One of the great signs of the Holy Spirit in our day is how popular Eucharistic Adoration and Perpetual Adoration Chapels have become. Yet many people wonder what to do when they go before the Blessed Sacrament for an extended period of time. There, in the Holy Eucharist, we meet the Sacred Heart of Jesus and can have a heart to Heart talk with Him. We can adore Him and listen to Him in the silence of our hearts. If we have nothing to say and if we sense the Lord saying nothing to us, it is enough to simply be in the presence of the Beloved. Here is something from St. Jose Maria Rubio that may be helpful:

Are you truly making an effort to adore God? In this Sacred Host lies the whole of His omnipotence, all His wisdom, the perfect goodness of Jesus Christ, since therein rests His living heart as it is also in heaven. When we adore in this way, we adore in spirit and in truth.

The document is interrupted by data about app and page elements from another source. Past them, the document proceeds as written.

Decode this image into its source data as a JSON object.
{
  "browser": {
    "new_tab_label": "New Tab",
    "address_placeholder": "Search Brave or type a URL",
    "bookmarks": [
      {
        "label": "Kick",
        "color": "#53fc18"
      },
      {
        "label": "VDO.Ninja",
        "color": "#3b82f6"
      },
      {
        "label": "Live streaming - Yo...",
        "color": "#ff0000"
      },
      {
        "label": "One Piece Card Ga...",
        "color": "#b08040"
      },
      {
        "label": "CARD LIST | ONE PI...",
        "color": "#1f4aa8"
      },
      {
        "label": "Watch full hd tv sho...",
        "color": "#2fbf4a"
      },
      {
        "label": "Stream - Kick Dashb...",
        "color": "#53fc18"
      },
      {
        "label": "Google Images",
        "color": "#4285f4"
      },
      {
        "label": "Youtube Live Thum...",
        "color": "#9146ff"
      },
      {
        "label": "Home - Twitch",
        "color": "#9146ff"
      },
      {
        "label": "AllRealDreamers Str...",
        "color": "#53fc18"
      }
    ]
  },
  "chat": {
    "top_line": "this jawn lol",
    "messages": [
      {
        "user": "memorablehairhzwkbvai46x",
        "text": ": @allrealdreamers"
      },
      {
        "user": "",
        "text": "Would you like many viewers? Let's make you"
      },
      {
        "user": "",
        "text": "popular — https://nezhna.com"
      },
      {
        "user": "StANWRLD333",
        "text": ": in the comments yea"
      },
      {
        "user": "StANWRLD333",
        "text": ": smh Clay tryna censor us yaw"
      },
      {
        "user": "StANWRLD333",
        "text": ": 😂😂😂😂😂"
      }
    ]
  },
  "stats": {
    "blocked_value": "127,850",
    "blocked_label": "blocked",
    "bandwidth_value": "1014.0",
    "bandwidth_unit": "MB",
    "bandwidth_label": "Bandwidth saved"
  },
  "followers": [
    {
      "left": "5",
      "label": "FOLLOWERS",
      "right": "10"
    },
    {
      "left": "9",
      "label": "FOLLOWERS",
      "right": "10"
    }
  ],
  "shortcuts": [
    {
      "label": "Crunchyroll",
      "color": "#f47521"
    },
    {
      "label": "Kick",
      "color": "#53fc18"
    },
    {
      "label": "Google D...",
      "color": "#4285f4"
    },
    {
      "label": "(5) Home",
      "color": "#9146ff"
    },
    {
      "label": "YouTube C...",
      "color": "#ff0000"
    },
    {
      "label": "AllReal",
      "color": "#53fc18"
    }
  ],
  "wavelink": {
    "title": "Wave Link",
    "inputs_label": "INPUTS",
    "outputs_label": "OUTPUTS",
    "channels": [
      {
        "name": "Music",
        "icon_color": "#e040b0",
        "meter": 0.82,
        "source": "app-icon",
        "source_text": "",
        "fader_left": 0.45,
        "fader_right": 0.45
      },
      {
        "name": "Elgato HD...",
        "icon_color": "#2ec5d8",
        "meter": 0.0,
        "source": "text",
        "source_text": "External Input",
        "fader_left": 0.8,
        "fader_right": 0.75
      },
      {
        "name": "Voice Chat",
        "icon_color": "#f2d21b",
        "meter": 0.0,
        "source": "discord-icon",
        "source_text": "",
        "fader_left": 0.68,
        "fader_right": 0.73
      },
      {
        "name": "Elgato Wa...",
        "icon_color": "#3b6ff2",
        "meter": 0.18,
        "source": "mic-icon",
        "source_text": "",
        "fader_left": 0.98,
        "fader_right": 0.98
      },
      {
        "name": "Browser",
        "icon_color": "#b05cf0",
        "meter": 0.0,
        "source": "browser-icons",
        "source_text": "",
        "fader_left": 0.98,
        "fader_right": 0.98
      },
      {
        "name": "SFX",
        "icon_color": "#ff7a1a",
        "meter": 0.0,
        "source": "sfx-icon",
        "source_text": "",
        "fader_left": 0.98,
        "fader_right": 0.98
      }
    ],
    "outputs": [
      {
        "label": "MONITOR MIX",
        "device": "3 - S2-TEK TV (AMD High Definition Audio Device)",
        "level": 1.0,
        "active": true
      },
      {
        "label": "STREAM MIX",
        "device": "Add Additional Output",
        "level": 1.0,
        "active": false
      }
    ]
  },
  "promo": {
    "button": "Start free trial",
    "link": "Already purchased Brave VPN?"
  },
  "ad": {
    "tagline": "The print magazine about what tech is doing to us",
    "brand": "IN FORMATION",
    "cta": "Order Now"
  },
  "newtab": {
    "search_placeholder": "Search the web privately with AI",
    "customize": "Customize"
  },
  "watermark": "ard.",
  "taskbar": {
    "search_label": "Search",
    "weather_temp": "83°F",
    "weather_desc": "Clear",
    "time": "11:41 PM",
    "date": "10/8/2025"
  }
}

But after we have adored, the heart must be open to the other sentiments; for you well know that we are taught a diversity of forms of adoration in the Gospels; and we express them sometimes by profound acts of bodily reverence, sometimes by silence of the mind. From time to time, we also link with this type of adoration, tears, groans, and sighs; or words, expressions of interior feelings, prayers accompany the same. All these forms of adoration before Jesus hidden in the sacrament are so powerful that there are times when the spirit can do nothing better than bow low in Jesus' presence.

Someone asks me: "What am I to do if I can think of nothing to say?" It is enough if you show reverence and hope. "But I am unable to say anything." I ask you not to be sad on that account; the very silence suffices. However great your experience of a heart which is dried up and empty, and for all that you may be very aware of its trials and confusion, fear not; continue your act of adoration; for that is enough, and it is to be considered a splendid deed in God's eyes. If subsequently, however, a thankful feeling of the soul towards God is aroused, if you desire to endure some greater sacrifices for His sake, foster those sentiments which the Holy Spirit is arousing in you, and offer them as a bouquet in Jesus presence. And would that this were the chief and daily form of our prayer.